“Great content marketing is about three Cs: high-quality Content, appropriate Context and transparent Communication. When these three Cs are executed correctly, readers get access to amazing content, they support the publishers they care about, and also grow their trust in the publisher and marketer for keeping disclosures direct and transparent. Everyone wins. When any of these Cs is ignored there is trouble (as we saw in the Atlantic’s Scientology article). Lack of context and lack of communication around content’s purpose and sourcing violates the trust of the readers and threatens perception of the publisher and the marketer in a crowded marketplace.” — Laney Whitcanack, EVP of Conversational Marketing at Federated Media Publishing.

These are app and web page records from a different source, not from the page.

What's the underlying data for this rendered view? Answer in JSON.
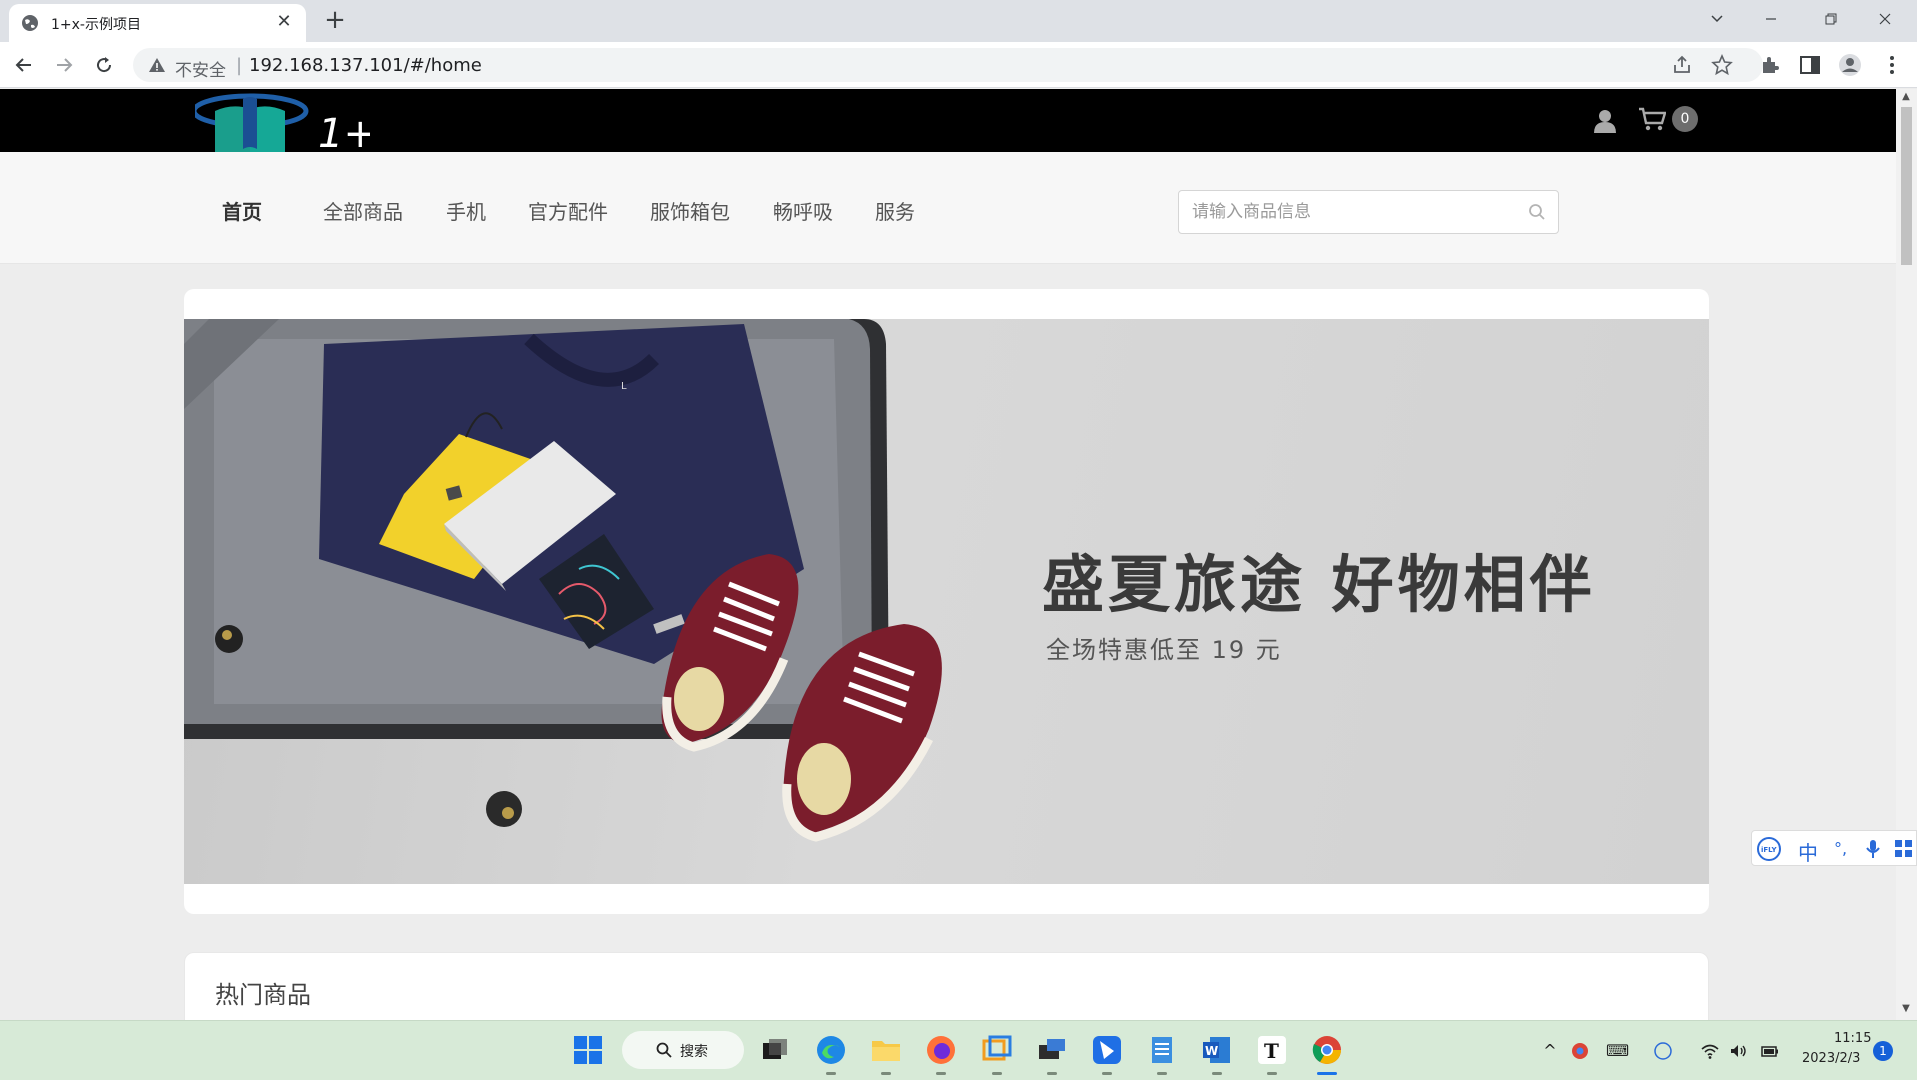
{
  "browser": {
    "tab_title": "1+x-示例项目",
    "tab_close": "✕",
    "new_tab": "+",
    "url_security": "不安全",
    "url": "192.168.137.101/#/home"
  },
  "site": {
    "logo_text": "1+",
    "cart_count": "0",
    "nav": [
      {
        "label": "首页",
        "active": true
      },
      {
        "label": "全部商品"
      },
      {
        "label": "手机"
      },
      {
        "label": "官方配件"
      },
      {
        "label": "服饰箱包"
      },
      {
        "label": "畅呼吸"
      },
      {
        "label": "服务"
      }
    ],
    "search_placeholder": "请输入商品信息",
    "banner": {
      "headline": "盛夏旅途 好物相伴",
      "subtitle": "全场特惠低至 19 元"
    },
    "hot_title": "热门商品"
  },
  "ime": {
    "brand": "iFLY",
    "mode": "中",
    "punct": "°,"
  },
  "taskbar": {
    "search_label": "搜索",
    "time": "11:15",
    "date": "2023/2/3",
    "notifications": "1"
  },
  "colors": {
    "header_bg": "#000000",
    "nav_bg": "#f7f7f7",
    "page_bg": "#ededed",
    "taskbar_bg": "#d7ead7"
  }
}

“A major lesson from the Atlantic Scientology sponsored story debacle is that such sponsored articles don’t work with publications of the caliber of Atlantic. Doing a sponsored story like that lessens the credibility of the publication long term and will make the public believe that stories can be bought by the highest bidder. Furthermore it hurts Scientology even further in the public’s mind because it makes them appear desperate that they would even pay for a positive story.” — David E. Johnson, CEO, Strategic Vision, LLC.